  14. Great post 🙂 Promise not to laugh, but I not only love Showgirls, but I also rank it as my number one favorite films directed by Paul Verhoeven 🙂 Now when I first saw it, I too watched it and said “come on” :), but five more viewings later, I understood what Verhoeven and screenwriter Joe Esztherhaus set out to do. Let us face it, Americans are fascinated by sexual eroticism, even though who claim to be uneasy with it, so what better way to depict it in a way that looks cartoon-like. One criticism I ofter hear of Las Vegas is that their is something very artificial about it. The pool scene is both erotic and anti-erotic. The former because (once again, Americans are fascinated by sex) and the latter, because everything about the sexual eroticism of Vegas feels artificial and what better way to use that as a metaphor than to depict the pool sex scene in an exaggerated fashion. Ironically enough, women like Elizabeth Berkley’s character in the film do exist and behave in a similar fashion – maybe not in every single way, but you know what I mean. Remember that closing scene where she exists Vegas for Hollywood, I read from other sources that it serves as an indication that it will be (like Vegas) another disappointment. I mean Verhoeven and screenwriter Estherhaus do have fun with the material, but at the same time, they are also giving the cinematic equivalent of the middle finger to just two American capitalist paradises – Las Vegas and Hollywood. Now, I am not the first person to come to this conclusion, others have come to it first, I am just reciting by implication, but I nod in agreement with them. Sorry for rambling on, I am just finding these blog entries of yours fascinating 🙂 Anyway, keep up the great work as always 🙂

    Liked by 1 person

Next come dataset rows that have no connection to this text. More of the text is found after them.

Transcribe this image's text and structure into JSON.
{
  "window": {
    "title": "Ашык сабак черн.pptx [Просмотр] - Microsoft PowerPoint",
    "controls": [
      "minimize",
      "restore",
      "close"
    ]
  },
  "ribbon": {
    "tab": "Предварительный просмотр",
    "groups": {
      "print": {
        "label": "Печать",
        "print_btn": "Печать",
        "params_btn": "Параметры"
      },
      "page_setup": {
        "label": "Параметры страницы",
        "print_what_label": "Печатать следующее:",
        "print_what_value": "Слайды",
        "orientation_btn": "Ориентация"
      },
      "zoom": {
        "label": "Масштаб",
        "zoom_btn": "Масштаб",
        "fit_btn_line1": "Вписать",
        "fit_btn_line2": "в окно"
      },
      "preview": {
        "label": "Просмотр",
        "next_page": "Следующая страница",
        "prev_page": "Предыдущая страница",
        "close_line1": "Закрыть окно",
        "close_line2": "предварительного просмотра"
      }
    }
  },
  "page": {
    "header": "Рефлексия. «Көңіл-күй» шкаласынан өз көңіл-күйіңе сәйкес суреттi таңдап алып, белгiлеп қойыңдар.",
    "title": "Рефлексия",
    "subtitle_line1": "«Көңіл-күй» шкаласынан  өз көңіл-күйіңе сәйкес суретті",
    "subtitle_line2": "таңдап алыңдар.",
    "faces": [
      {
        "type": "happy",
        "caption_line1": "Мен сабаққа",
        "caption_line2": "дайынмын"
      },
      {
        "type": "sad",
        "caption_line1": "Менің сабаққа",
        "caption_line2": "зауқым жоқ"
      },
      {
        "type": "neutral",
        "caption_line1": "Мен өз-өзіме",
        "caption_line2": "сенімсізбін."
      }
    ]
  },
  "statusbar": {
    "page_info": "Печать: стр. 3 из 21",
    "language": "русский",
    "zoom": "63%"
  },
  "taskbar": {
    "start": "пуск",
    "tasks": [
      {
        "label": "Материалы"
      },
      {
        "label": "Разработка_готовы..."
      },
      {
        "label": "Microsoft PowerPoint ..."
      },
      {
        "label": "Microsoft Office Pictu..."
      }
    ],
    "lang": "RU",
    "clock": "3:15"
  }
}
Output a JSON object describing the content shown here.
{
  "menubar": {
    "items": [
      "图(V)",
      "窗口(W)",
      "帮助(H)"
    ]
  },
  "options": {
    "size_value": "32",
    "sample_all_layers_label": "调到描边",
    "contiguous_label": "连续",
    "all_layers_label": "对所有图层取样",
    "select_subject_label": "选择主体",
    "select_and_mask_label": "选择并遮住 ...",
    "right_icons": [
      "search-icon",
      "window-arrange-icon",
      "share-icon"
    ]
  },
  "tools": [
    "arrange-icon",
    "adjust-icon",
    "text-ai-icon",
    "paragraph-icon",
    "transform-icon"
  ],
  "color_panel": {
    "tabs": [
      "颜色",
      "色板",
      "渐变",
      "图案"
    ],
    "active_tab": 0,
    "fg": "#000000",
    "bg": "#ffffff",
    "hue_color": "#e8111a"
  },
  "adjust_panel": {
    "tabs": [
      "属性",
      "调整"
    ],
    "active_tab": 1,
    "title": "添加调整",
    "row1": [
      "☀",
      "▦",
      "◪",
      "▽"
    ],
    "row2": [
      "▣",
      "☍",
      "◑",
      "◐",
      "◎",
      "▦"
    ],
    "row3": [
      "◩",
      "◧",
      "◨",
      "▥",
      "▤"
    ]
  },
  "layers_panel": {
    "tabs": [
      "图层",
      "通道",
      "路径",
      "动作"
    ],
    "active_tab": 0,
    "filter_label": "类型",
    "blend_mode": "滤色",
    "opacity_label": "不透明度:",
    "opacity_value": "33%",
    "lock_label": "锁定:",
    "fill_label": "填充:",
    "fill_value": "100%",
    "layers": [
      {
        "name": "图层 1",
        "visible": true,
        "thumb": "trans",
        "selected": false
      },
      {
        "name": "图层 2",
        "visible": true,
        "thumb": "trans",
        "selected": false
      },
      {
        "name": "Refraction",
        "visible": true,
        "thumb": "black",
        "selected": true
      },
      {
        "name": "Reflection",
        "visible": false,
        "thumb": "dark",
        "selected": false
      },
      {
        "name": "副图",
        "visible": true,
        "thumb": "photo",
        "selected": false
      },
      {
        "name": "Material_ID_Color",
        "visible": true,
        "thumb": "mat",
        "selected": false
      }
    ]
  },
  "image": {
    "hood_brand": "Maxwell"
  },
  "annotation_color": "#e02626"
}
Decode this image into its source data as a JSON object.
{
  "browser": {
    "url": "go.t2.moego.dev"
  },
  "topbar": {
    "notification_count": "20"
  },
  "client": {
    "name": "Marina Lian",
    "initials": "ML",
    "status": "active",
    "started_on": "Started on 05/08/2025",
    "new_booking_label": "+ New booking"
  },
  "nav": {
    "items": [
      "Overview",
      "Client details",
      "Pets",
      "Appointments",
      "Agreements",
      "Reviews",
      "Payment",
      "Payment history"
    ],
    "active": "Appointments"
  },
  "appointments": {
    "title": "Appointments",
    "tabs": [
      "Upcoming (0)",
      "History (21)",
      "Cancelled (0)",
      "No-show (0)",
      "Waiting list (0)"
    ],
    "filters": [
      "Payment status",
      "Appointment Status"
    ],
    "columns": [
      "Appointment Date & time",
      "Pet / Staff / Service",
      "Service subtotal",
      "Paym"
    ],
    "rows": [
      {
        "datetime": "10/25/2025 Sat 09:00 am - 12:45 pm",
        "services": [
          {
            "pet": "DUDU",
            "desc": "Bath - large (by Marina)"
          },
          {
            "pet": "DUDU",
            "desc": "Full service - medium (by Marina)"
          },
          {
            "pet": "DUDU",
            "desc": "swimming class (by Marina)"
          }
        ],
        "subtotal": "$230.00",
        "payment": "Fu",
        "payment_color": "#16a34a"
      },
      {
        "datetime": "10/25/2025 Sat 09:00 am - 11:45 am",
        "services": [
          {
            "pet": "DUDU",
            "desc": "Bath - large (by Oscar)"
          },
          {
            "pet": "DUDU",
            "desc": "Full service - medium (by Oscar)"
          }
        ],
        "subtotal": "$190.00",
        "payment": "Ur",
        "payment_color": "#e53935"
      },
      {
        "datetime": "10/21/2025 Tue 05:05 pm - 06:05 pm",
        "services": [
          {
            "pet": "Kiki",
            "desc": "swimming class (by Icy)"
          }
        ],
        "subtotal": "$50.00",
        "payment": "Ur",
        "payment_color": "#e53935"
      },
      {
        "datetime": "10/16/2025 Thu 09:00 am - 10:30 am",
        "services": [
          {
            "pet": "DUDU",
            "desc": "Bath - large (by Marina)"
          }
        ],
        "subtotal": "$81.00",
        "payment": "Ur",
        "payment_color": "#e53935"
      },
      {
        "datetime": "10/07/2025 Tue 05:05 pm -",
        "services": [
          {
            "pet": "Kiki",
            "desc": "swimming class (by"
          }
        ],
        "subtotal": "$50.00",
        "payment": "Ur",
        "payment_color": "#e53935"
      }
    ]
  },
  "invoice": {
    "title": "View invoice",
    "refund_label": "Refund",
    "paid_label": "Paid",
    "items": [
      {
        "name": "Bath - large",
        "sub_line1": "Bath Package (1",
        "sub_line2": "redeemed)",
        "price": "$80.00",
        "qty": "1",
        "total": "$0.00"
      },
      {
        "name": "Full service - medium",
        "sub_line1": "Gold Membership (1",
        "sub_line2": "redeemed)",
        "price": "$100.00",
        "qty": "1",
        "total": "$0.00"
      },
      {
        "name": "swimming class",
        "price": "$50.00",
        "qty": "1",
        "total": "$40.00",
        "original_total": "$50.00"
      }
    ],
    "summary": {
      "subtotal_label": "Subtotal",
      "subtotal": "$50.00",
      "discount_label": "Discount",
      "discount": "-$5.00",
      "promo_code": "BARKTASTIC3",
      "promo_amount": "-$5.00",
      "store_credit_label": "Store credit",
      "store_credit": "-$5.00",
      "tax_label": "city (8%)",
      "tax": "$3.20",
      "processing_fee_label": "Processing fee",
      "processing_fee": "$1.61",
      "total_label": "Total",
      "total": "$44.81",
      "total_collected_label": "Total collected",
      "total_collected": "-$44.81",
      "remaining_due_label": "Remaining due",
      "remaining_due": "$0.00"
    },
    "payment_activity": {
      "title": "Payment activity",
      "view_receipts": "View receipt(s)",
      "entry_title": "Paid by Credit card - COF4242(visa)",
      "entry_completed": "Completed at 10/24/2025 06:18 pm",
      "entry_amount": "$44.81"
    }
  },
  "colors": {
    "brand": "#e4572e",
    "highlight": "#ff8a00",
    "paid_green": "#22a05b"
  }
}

  15. Well, if people knew one of my favorite movies was Bugsy Malone, and even though I’ve outgrown it over the years, I still love some of the songs and still know the lyrics….. well…..I don’t know! Art is subjective, and so is entertainment. When I think back on Showgirls, I can totally see your point of view, the directors giving the middle finger to Vegas and Hollywood, all of it being tongue in cheek. That makes more sense, and I do think I viewed it in sort of in that manner. One of the problems is I heard how “terrible” it was so when it came on reruns, I was curious, and probably my opinion was tainted beforehand. The thing I liked about it was getting a look at Vegas life, especially dancers, and thinking about what a terrible job that must be. So difficult physically and mentally, all bundled up in the disgusting wrapper of Las Vegas glitz and glamor and greed.
    I feel bad for Elizabeth Berkeley. She really went for it, trying to break out of the Saved by the Bell persona, similar to Jessica Biel making an end run for the exit from Seventh Heaven, right? Except Jessica’s run paid off, and Elizabeth’s sort of buried her…. 😦

    Liked by 2 people

    • Thankfully, Showgirls has grown to have a large following – some of it’s famous biggest fans are directors John Waters, Quentin Tarantino, Jim Jarmusch, Jacques Rivette and retired Chicago Reader film critic Jonathan Rosenbaum to name just a few. In fact, Canadian film critic Adam Nayman wrote a book defending the film. Last year, the Los Angeles-based Jeffrey Mchale came out with a documentary that chronicles it’s rise to cult status entitled “You Don’t Nomi” – worth a watch 🙂
      I also agree with you on Elizabeth Berkeley – in fact, I think she gave a courageous performance. I mean she really gave the Nomi character everything she had. Berkeley and her performance did not deserve that kind of scorn. Given how Showgirls has since garnered a considerable cult following among certain audiences, one could say that Berkeley has not only attracted lots of fans (of her and the aforementioned film), but hopefully a sense of comfort as well 🙂

      Liked by 1 person

  16. Thanks, Glen! Hehehe.
    I can still hear the songs in my mind! “I’m feeling fine, filled with emotion, stronger than wine….”
    And, of course, it was before Scott Baio turned into a complete and utter a*******! But I guess he was on his way by then already, lol…….

    Liked by 1 person

Leave a Reply

Fill in your details below or click an icon to log in: Logo

You are commenting using your account. Log Out /  Change )

Facebook photo

You are commenting using your Facebook account. Log Out /  Change )

Connecting to %s